(Provided data Opens)
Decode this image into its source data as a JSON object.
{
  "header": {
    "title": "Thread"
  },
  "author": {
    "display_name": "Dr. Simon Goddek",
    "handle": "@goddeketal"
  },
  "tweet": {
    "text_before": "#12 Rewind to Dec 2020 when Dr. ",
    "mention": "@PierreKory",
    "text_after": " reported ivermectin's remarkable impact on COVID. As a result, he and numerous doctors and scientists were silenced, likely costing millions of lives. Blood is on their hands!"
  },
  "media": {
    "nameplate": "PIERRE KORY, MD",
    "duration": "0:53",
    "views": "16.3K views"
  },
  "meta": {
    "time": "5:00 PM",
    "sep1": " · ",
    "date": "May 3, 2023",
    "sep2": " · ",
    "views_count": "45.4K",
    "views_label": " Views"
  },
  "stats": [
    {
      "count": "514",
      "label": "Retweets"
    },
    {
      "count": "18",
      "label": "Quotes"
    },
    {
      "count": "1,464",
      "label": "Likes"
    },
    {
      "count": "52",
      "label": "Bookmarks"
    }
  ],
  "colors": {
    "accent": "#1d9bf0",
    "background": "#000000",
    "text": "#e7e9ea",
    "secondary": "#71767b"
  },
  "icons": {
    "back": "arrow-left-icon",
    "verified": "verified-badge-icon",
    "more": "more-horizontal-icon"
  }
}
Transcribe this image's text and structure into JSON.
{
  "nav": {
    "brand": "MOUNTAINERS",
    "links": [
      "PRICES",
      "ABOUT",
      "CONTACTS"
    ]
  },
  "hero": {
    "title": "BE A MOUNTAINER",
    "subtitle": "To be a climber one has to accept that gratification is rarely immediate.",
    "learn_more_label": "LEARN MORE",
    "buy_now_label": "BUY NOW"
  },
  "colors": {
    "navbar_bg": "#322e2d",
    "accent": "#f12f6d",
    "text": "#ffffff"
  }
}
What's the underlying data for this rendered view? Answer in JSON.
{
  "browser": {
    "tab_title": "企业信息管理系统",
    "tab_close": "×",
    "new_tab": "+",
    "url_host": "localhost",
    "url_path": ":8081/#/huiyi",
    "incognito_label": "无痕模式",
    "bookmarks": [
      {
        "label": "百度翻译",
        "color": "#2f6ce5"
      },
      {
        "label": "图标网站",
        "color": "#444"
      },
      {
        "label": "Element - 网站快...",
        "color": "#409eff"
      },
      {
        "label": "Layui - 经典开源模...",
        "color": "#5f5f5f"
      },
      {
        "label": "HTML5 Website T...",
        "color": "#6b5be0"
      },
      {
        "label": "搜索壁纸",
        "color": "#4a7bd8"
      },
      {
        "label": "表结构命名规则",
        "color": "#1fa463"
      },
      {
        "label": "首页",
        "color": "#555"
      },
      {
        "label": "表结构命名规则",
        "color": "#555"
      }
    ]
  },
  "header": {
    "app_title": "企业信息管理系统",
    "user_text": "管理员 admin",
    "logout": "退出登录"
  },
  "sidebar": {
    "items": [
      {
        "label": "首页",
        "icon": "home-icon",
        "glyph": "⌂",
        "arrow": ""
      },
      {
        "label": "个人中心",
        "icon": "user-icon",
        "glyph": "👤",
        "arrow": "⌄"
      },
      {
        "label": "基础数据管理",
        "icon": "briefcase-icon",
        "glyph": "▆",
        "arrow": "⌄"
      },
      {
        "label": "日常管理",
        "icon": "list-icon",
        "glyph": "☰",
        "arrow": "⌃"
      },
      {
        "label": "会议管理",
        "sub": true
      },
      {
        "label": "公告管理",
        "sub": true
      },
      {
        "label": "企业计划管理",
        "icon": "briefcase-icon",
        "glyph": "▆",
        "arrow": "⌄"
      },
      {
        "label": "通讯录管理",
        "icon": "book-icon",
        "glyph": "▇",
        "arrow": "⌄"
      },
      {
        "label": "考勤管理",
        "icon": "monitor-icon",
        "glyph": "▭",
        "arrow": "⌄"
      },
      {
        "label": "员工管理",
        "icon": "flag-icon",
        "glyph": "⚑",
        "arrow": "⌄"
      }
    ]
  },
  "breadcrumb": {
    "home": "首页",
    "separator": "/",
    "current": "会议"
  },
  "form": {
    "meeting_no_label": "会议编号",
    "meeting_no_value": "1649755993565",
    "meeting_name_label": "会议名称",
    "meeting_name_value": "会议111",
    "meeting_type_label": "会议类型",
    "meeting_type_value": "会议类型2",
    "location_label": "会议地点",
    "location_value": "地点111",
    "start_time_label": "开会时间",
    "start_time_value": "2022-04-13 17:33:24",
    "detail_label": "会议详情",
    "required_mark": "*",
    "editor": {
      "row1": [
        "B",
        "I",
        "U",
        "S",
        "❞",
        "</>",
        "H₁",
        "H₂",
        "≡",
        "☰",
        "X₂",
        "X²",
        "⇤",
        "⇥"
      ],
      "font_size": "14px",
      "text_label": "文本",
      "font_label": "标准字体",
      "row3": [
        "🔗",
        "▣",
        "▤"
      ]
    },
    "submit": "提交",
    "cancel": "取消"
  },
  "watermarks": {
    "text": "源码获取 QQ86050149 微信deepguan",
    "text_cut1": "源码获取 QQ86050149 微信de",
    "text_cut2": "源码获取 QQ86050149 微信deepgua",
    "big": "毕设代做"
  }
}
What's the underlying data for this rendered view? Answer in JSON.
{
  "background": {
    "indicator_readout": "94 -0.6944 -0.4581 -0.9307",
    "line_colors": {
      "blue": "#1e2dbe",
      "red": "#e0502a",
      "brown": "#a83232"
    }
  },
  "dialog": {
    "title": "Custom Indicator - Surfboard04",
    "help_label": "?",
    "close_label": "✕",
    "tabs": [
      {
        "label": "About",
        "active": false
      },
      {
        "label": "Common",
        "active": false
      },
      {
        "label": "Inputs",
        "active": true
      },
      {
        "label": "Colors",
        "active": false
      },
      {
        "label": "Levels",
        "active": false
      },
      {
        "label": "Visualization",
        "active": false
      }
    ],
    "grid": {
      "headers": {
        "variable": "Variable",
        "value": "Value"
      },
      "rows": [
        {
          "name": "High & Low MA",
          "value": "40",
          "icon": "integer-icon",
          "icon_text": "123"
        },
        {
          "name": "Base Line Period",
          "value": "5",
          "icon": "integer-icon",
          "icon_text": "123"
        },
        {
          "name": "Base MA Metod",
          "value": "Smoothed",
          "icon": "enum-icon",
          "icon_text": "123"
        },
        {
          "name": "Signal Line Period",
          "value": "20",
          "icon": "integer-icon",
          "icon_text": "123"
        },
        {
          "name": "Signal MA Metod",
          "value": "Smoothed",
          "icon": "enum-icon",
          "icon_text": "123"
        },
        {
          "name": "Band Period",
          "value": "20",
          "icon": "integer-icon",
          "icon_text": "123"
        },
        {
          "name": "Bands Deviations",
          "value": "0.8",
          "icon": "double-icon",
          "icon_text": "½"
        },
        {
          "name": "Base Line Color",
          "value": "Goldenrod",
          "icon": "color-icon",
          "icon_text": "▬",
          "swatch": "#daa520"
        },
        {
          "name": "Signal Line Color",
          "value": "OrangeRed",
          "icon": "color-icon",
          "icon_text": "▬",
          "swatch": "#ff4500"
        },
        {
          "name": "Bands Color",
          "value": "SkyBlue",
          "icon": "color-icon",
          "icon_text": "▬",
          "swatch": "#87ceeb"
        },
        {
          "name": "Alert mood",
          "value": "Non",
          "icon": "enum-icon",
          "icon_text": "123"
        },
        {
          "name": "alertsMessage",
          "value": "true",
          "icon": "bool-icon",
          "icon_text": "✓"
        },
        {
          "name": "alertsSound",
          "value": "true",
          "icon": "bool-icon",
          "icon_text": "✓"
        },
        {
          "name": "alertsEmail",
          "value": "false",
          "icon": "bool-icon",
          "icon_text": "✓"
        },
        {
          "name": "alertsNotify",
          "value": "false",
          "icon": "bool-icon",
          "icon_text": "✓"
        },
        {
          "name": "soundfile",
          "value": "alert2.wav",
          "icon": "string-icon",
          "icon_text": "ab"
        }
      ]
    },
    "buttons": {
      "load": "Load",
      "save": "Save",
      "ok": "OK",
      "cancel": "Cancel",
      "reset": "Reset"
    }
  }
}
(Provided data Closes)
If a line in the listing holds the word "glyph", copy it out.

» **Task answer**
        "glyph": "⌂",
        "glyph": "👤",
        "glyph": "▆",
        "glyph": "☰",
        "glyph": "▆",
        "glyph": "▇",
        "glyph": "▭",
        "glyph": "⚑",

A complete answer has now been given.